Hedge funds that hook investors on the basis of a well-known ‘star’ portfolio manager may attract capital in the short term, but the shine can wear off, finds a new study by Ernst & Young.

An overwhelming 80% of Asian hedge funds believe investor loyalty lies mainly with the firm’s founding principal, a sentiment matched by only 35% of counterparts in Europe and 48% in the US, according to the Coming of Age global hedge fund survey. By comparison, only 41% of investors say they put loyalty with a fund’s founding principal.

“Investors may look for the star manager for short-term performance, but for long-term performance and for the longevity of their investment portfolio, it may well be that they don’t want the star culture," says Roy Stockell, head of asset management Asia-Pacific at Ernst & Young.

“There is evidence to suggest that it is counterproductive [for hedge funds]," he adds. “If you look at longevity and consistency of performance, it tends to come from firms without a star-manager culture.”

The culture is pervasive in Asia, where some of the biggest domestic hedge fund launches in the past two years have been headed by so-called star managers who have built a track record at other organisations before setting up on their own.

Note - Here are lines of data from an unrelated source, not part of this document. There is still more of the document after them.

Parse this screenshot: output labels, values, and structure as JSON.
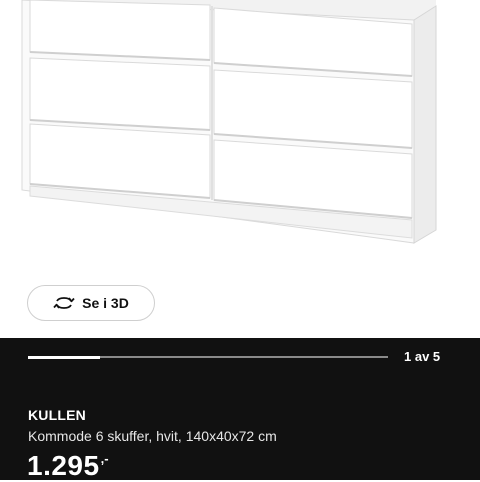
{
  "viewer": {
    "view_3d_label": "Se i 3D",
    "view_3d_icon": "rotate-3d-icon"
  },
  "gallery": {
    "current_index": 1,
    "total": 5,
    "counter_text": "1 av 5",
    "progress_fraction": 0.2
  },
  "product": {
    "name": "KULLEN",
    "description": "Kommode 6 skuffer, hvit, 140x40x72 cm",
    "price": "1.295",
    "price_suffix": ",-"
  },
  "colors": {
    "panel_background": "#111111",
    "text_primary": "#ffffff"
  }
}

One example is former Goldman Sachs proprietary trader Morgan Sze, who so far has raised about $2 billion for his Azentus Global Opportunities Fund, which began trading this April.

Asia’s less mature hedge fund industry was likely to account for the difference in attitudes between regions, according to the poll of 92 hedge funds globally, which represent about $600 billion in assets under management, and 42 investors in North America, Europe, Middle East and Africa with over $130 billion allocated to hedge funds.

No investors from Asia were polled, although there are plans to include them in future surveys, says Stockell.

The findings show marked differences between hedge fund and investor attitudes. “The most striking thing is the discrepancy between what the investors perceive to be important and what the fund managers perceive to be important,” adds Stockell.

In certain areas of governance, Asian hedge funds are ahead of their US counterparts, with 75% of managers in the region believing that independent boards were important, against the 46% by their peers in America and 90% in Europe. Their opinions are mismatched with investors, with 64% in the US and 71% in Europe deeming independence as vital.

“Investor loyalty isn’t necessarily aligned directly to performance anymore,” says Stockell, “because after the crisis in 2008, a lot of people were burned by the lack of liquidity and transparency.”

Investors who decided not to award mandates to certain hedge funds cited governance-related issues, including concerns about risk management policies, inconsistency of available information and lack of an independent board, according to the survey.